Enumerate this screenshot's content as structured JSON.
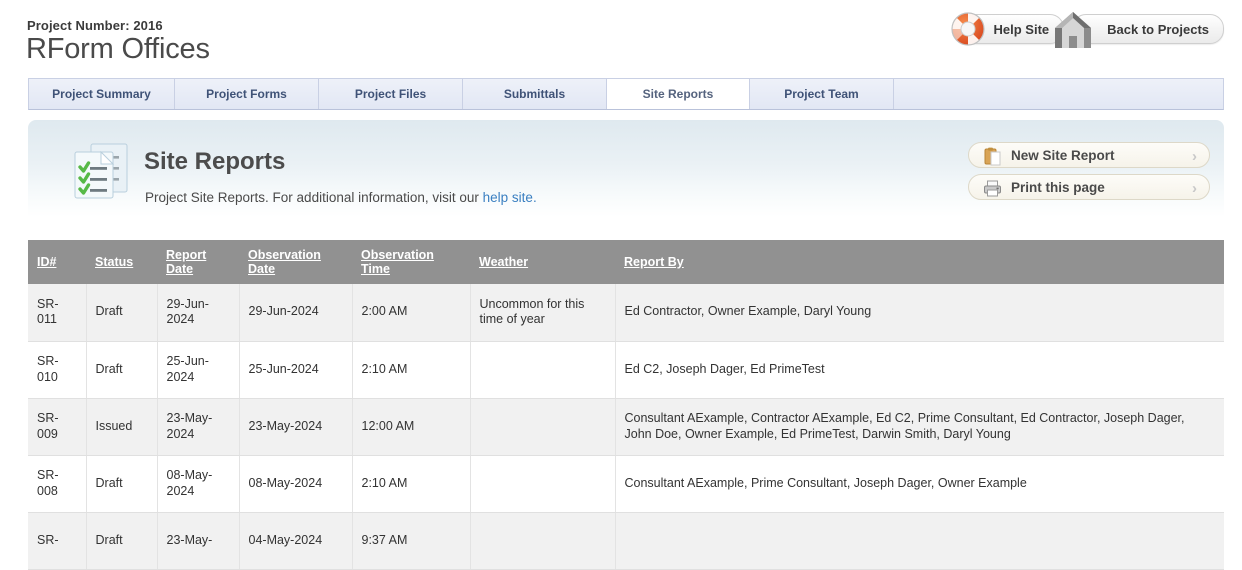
{
  "header": {
    "project_number_label": "Project Number: 2016",
    "project_title": "RForm Offices",
    "help_button": "Help Site",
    "back_button": "Back to Projects"
  },
  "tabs": [
    {
      "label": "Project Summary",
      "active": false
    },
    {
      "label": "Project Forms",
      "active": false
    },
    {
      "label": "Project Files",
      "active": false
    },
    {
      "label": "Submittals",
      "active": false
    },
    {
      "label": "Site Reports",
      "active": true
    },
    {
      "label": "Project Team",
      "active": false
    }
  ],
  "section": {
    "title": "Site Reports",
    "description_before": "Project Site Reports. For additional information, visit our ",
    "description_link": "help site.",
    "actions": [
      {
        "label": "New Site Report",
        "icon": "clipboard-icon",
        "chevron": "›"
      },
      {
        "label": "Print this page",
        "icon": "printer-icon",
        "chevron": "›"
      }
    ]
  },
  "table": {
    "columns": [
      "ID#",
      "Status",
      "Report Date",
      "Observation Date",
      "Observation Time",
      "Weather",
      "Report By"
    ],
    "columns_split": [
      [
        "ID#"
      ],
      [
        "Status"
      ],
      [
        "Report",
        "Date"
      ],
      [
        "Observation",
        "Date"
      ],
      [
        "Observation",
        "Time"
      ],
      [
        "Weather"
      ],
      [
        "Report By"
      ]
    ],
    "rows": [
      {
        "id": "SR-011",
        "status": "Draft",
        "report_date": "29-Jun-2024",
        "observation_date": "29-Jun-2024",
        "observation_time": "2:00 AM",
        "weather": "Uncommon for this time of year",
        "report_by": "Ed Contractor, Owner Example, Daryl Young"
      },
      {
        "id": "SR-010",
        "status": "Draft",
        "report_date": "25-Jun-2024",
        "observation_date": "25-Jun-2024",
        "observation_time": "2:10 AM",
        "weather": "",
        "report_by": "Ed C2, Joseph Dager, Ed PrimeTest"
      },
      {
        "id": "SR-009",
        "status": "Issued",
        "report_date": "23-May-2024",
        "observation_date": "23-May-2024",
        "observation_time": "12:00 AM",
        "weather": "",
        "report_by": "Consultant AExample, Contractor AExample, Ed C2, Prime Consultant, Ed Contractor, Joseph Dager, John Doe, Owner Example, Ed PrimeTest, Darwin Smith, Daryl Young"
      },
      {
        "id": "SR-008",
        "status": "Draft",
        "report_date": "08-May-2024",
        "observation_date": "08-May-2024",
        "observation_time": "2:10 AM",
        "weather": "",
        "report_by": "Consultant AExample, Prime Consultant, Joseph Dager, Owner Example"
      },
      {
        "id": "SR-",
        "status": "Draft",
        "report_date": "23-May-",
        "observation_date": "04-May-2024",
        "observation_time": "9:37 AM",
        "weather": "",
        "report_by": ""
      }
    ]
  },
  "colors": {
    "table_header_bg": "#919191",
    "tab_active_bg": "#ffffff",
    "tab_text": "#3f5277",
    "link_blue": "#3a7fc1",
    "row_alt_bg": "#f1f1f1",
    "panel_top": "#dfe9ef"
  }
}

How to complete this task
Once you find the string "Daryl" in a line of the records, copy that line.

Written response
        "report_by": "Ed Contractor, Owner Example, Daryl Young"
        "report_by": "Consultant AExample, Contractor AExample, Ed C2, Prime Consultant, Ed Contractor, Joseph Dager, John Doe, Owner Example, Ed PrimeTest, Darwin Smith, Daryl Young"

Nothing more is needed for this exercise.